  • Disabling IPv6 in /etc/gai.conf does not solve the problem.
  • The lxd logs do not look suspicious (at least not to my eyes)
  • Pinging the bridge (IPv4) works from the host, but not from the container

At first I thought I traced the error to a problem with the bridge, but the funny thing is: Nat-forwarded connections to the reverse proxy container and displaying the corresponding websites in other containers still work fine.

I don’t know what to try next. Anybody else with the same problem or a suggestion how to debug?

Greetings,
Jan


#2

Hi!

So the networking of the containers got messed up, and you are using the default bridge that you get in LXD.
LXD managed the lxdbr0 bridge, and spawns a dnsmasq process that does the autoconfiguration for the containers. dnsmasq acts as a DHCP server and provides to each container the IP address, default route and DNS server IP (itself).

  1. Can you check with lxc list on the host whether your containers manage to get IP addresses?
    If they do not get IP addresses, then something is wrong with dnsmasq.
    If your containers do get IP addresses, then the mystery gets bigger.

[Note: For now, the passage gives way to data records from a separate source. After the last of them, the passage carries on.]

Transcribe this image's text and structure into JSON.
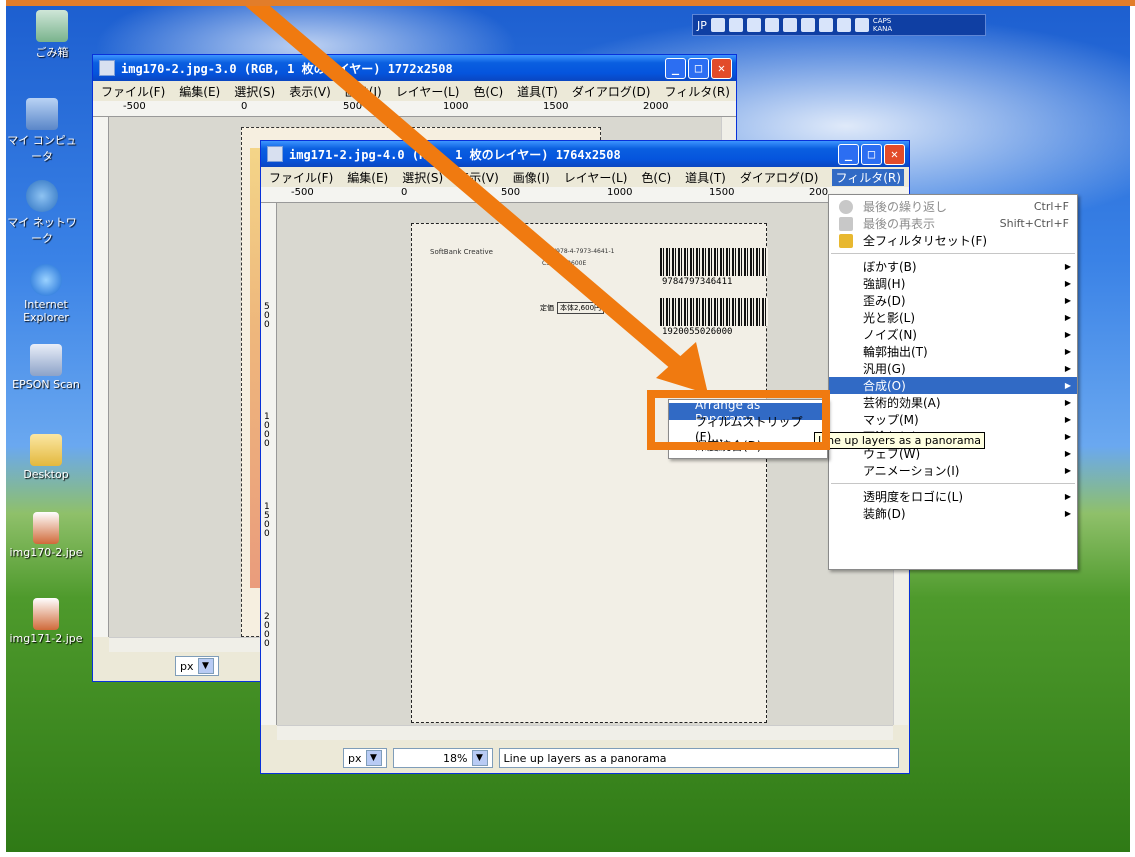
{
  "colors": {
    "highlight": "#f07a10",
    "titlebar": "#0554dd",
    "menu_highlight": "#316ac5"
  },
  "langbar": {
    "lang": "JP",
    "caps_line1": "CAPS",
    "caps_line2": "KANA"
  },
  "desktop_icons": [
    {
      "label": "ごみ箱",
      "icon": "recycle-bin-icon"
    },
    {
      "label": "マイ コンピュータ",
      "icon": "my-computer-icon"
    },
    {
      "label": "マイ ネットワーク",
      "icon": "network-icon"
    },
    {
      "label": "Internet Explorer",
      "icon": "internet-explorer-icon"
    },
    {
      "label": "EPSON Scan",
      "icon": "epson-scan-icon"
    },
    {
      "label": "Desktop",
      "icon": "folder-icon"
    },
    {
      "label": "img170-2.jpe",
      "icon": "image-file-icon"
    },
    {
      "label": "img171-2.jpe",
      "icon": "image-file-icon"
    }
  ],
  "window_back": {
    "title": "img170-2.jpg-3.0 (RGB, 1 枚のレイヤー) 1772x2508",
    "menu": [
      "ファイル(F)",
      "編集(E)",
      "選択(S)",
      "表示(V)",
      "画像(I)",
      "レイヤー(L)",
      "色(C)",
      "道具(T)",
      "ダイアログ(D)",
      "フィルタ(R)"
    ],
    "ruler": [
      "-500",
      "0",
      "500",
      "1000",
      "1500",
      "2000"
    ],
    "unit": "px"
  },
  "window_front": {
    "title": "img171-2.jpg-4.0 (RGB, 1 枚のレイヤー) 1764x2508",
    "menu": [
      "ファイル(F)",
      "編集(E)",
      "選択(S)",
      "表示(V)",
      "画像(I)",
      "レイヤー(L)",
      "色(C)",
      "道具(T)",
      "ダイアログ(D)",
      "フィルタ(R)"
    ],
    "ruler": [
      "-500",
      "0",
      "500",
      "1000",
      "1500",
      "200"
    ],
    "ruler_v": [
      "5 0 0",
      "1 0 0 0",
      "1 5 0 0",
      "2 0 0 0"
    ],
    "unit": "px",
    "zoom": "18%",
    "status": "Line up layers as a panorama"
  },
  "page": {
    "publisher": "SoftBank Creative",
    "isbn_text": "ISBN978-4-7973-4641-1",
    "code_text": "C3055 ¥2600E",
    "price_label": "定価",
    "price_box": "本体2,600円",
    "price_suffix": "+税",
    "barcode1": "9784797346411",
    "barcode2": "1920055026000"
  },
  "filter_menu": {
    "items_top": [
      {
        "label": "最後の繰り返し",
        "accel": "Ctrl+F",
        "disabled": true
      },
      {
        "label": "最後の再表示",
        "accel": "Shift+Ctrl+F",
        "disabled": true
      },
      {
        "label": "全フィルタリセット(F)",
        "accel": "",
        "disabled": false
      }
    ],
    "items_mid": [
      "ぼかす(B)",
      "強調(H)",
      "歪み(D)",
      "光と影(L)",
      "ノイズ(N)",
      "輪郭抽出(T)",
      "汎用(G)",
      "合成(O)",
      "芸術的効果(A)",
      "マップ(M)",
      "下塗り(R)",
      "ウェブ(W)",
      "アニメーション(I)"
    ],
    "items_bottom": [
      "透明度をロゴに(L)",
      "装飾(D)"
    ]
  },
  "submenu": {
    "items": [
      "Arrange as Panorama...",
      "フィルムストリップ(F)...",
      "深度統合(D)..."
    ]
  },
  "tooltip": "Line up layers as a panorama"
}
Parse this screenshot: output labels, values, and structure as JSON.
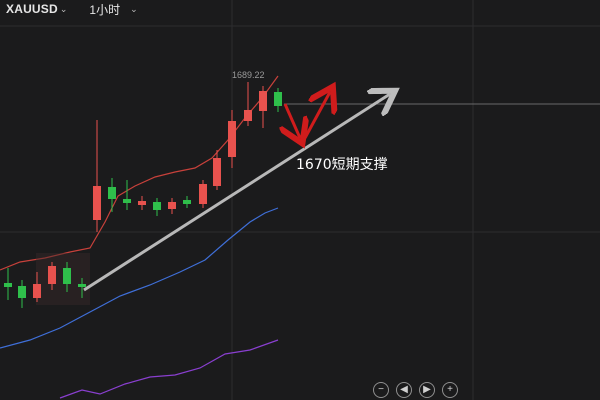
{
  "toolbar": {
    "symbol": "XAUUSD",
    "timeframe": "1小时",
    "dropdown_icon": "chevron-down-icon"
  },
  "chart": {
    "high_label": "1689.22",
    "annotation": "1670短期支撑",
    "colors": {
      "background": "#1b1b1c",
      "bull": "#2fbf4b",
      "bear": "#e8524e",
      "ma_short": "#c8413b",
      "ma_mid": "#3f6fd8",
      "ma_long": "#8a3fd0",
      "trend_arrow": "#b8b8b8",
      "projection_arrow": "#d01c1c"
    }
  },
  "controls": {
    "zoom_out": "−",
    "prev": "◀",
    "next": "▶",
    "zoom_in": "+"
  }
}
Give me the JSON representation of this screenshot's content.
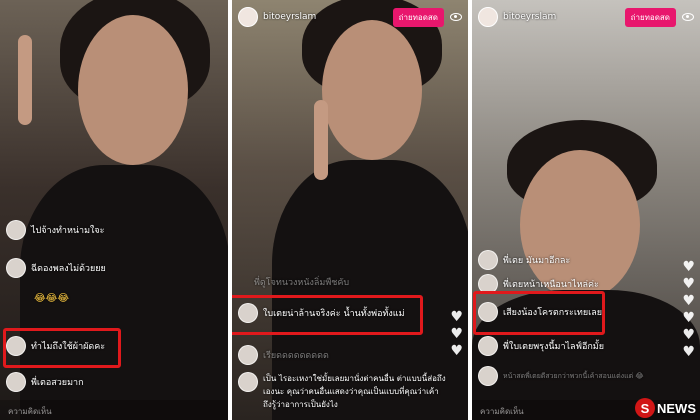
{
  "panels": [
    {
      "username": "",
      "comments": [
        {
          "text": "ไปจ้างทำหน่ามใจะ",
          "dim": false
        },
        {
          "text": "ฉีดองพลงไม่ด้วยยย",
          "dim": false
        },
        {
          "text": "😂😂😂",
          "dim": false
        },
        {
          "text": "ทำไมถึงใช้ผ้าผัดคะ",
          "dim": false,
          "highlighted": true
        },
        {
          "text": "พี่เตอสวยมาก",
          "dim": false
        }
      ],
      "comment_placeholder": "ความคิดเห็น"
    },
    {
      "username": "bitoeyrslam",
      "live_label": "ถ่ายทอดสด",
      "comments": [
        {
          "text": "พี่ดูโจทนวงหนังลิ่มพืชคับ",
          "dim": true
        },
        {
          "text": "ใบเตยน่าล้านจริงค่ะ น้ำนทั้งพ่อทั้งแม่",
          "dim": false,
          "highlighted": true
        },
        {
          "text": "เรียดดดดดดดดด",
          "dim": true
        },
        {
          "text": "เป็น ไรอะเหงาใช่มั้ยเลยมานั่งต่าคนอื่น ต่าแบบนี้ส่อถึง",
          "dim": false
        },
        {
          "text": "เองนะ คุณว่าคนอื่นแสดงว่าคุณเป็นแบบที่คุณว่าเค้า",
          "dim": false
        },
        {
          "text": "ถึงรู้ว่าอาการเป็นยังไง",
          "dim": false
        }
      ]
    },
    {
      "username": "bitoeyrslam",
      "live_label": "ถ่ายทอดสด",
      "comments": [
        {
          "text": "พี่เตย มันมาอีกละ",
          "dim": false
        },
        {
          "text": "พี่เตยหน้าเหนือนาไหล่ค่ะ",
          "dim": false
        },
        {
          "text": "เสียงน้องโครตกระเทยเลย",
          "dim": false,
          "highlighted": true
        },
        {
          "text": "พี่ใบเตยพรุงนี้มาไลฟ์อีกมั้ย",
          "dim": false
        },
        {
          "text": "หน้าสดพี่เตยดีสวยกว่าพวกนี้เค้าสอนแต่งแต่ 😂",
          "dim": true
        }
      ],
      "comment_placeholder": "ความคิดเห็น"
    }
  ],
  "logo": {
    "mark": "S",
    "text": "NEWS"
  },
  "colors": {
    "highlight": "#e0191c",
    "live": "#e8176d"
  }
}
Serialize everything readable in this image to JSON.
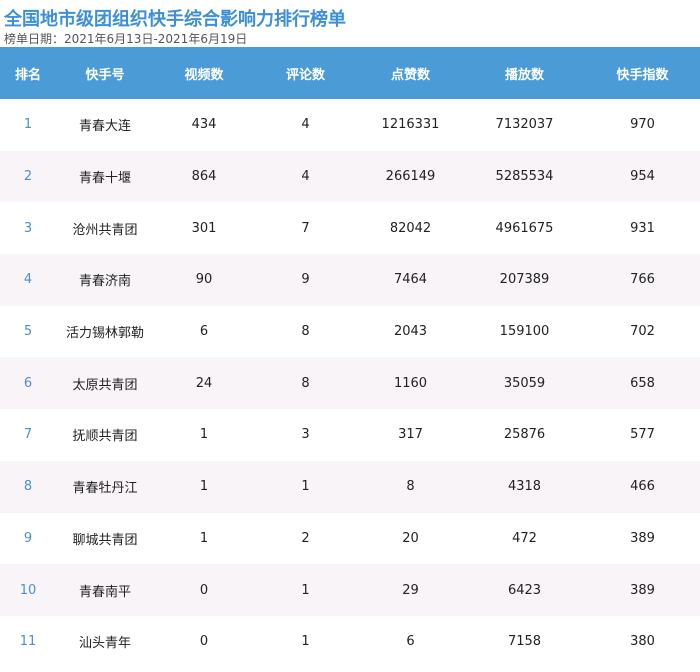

  2. You can check the default profile with lxc profile show default and it should show the default network settings. Then, you can lxc network show lxdbr0 and it should show the details of the lxcbr0 network.
    It would be good to post these here (of course remove first any personal info from the output).

  3. If you run ps ax | grep dnsmasq | grep lxd, it will show you the full command line of LXD’s dnsmasq that is running.
    If you do not get a dnsmasq, then it is likely that you have installed bind or another DNS server on the host, and that service managed to bind first to port 53 (DNS). Therefore, LXD’s dnsmasq could not initialize and it would not run at all. If you get that, then you would need to edit the configuration of the other DNS server and make it not bind onto lxdbr0 (so that LXD’s dnsmasq can do it instead).


(Jan Alleman) #3

Hi Simos, thanks for your reply!

Every container has its own IP address from the correct range. Looks as usual.

lxc profile show default

config: {}
description: Default LXD profile
devices:
  eth0:
    name: eth0
    nictype: bridged
    parent: lxdbr0
    type: nic
  root:
    path: /
    pool: lxd
    type: disk
name: default
used_by:
- /1.0/containers/containerOne
and so on... for all containers/snapshots

lxc network show lxdbr0

config:
  ipv4.address: 10.200.100.1/24
  ipv4.nat: "true"
  ipv6.address: none
description: ""
name: lxdbr0
type: bridge
used_by:
- /1.0/containers/containerOne
  and so on... for all containers
managed: true
status: Created
locations:
- none

I get an output for the ps ax command with some arguments referring to the lxdbr0 interface, the dhcp-range etc. and no errors or warnings.

Everything seems pretty normal and I cannot remember changing anything on the host, except creating new containers and forwarding IPs to the reverse proxy container. The host itself runs a bare minimum of services.


#4

How do you forward the connections to the reverse proxy?

Normally, you would use an iptables rule per each port. Something similar to

PORT=80 PUBLIC_IP=your_server_ip CONTAINER_IP=your_container_ip \
sudo -E bash -c 'iptables -t nat -I PREROUTING -i eth0 -p TCP -d $PUBLIC_IP --dport $PORT -j DNAT --to-destination $CONTAINER_IP:$PORT -m comment --comment "forward to the Nginx container"'

I cannot think of another issue other than an iptables rule. If you do not see something weird at iptables -L -n -t nat, then you can try using tcpdump or tshark in order to check on which interface your connections get blocked.

As a sidenote, in LXD 3.3 it is also possible to use the proxy device (therefore no iptables).


(Jan Alleman) #5

tcpdump revealed the culprit. I’ve just discovered that all outgoing connections were routed to the reverse proxy container.

This was caused by invalid iptables forwarding rules, which did not include the public IP of the server. With your command (which is the one that I thought I used, but apperently did not) everything works fine. Correct and invalid rules look quite similar in the iptables list. Neverthless, I’m sorry for not noticing this in the first place.

Thank you very much for your support simos!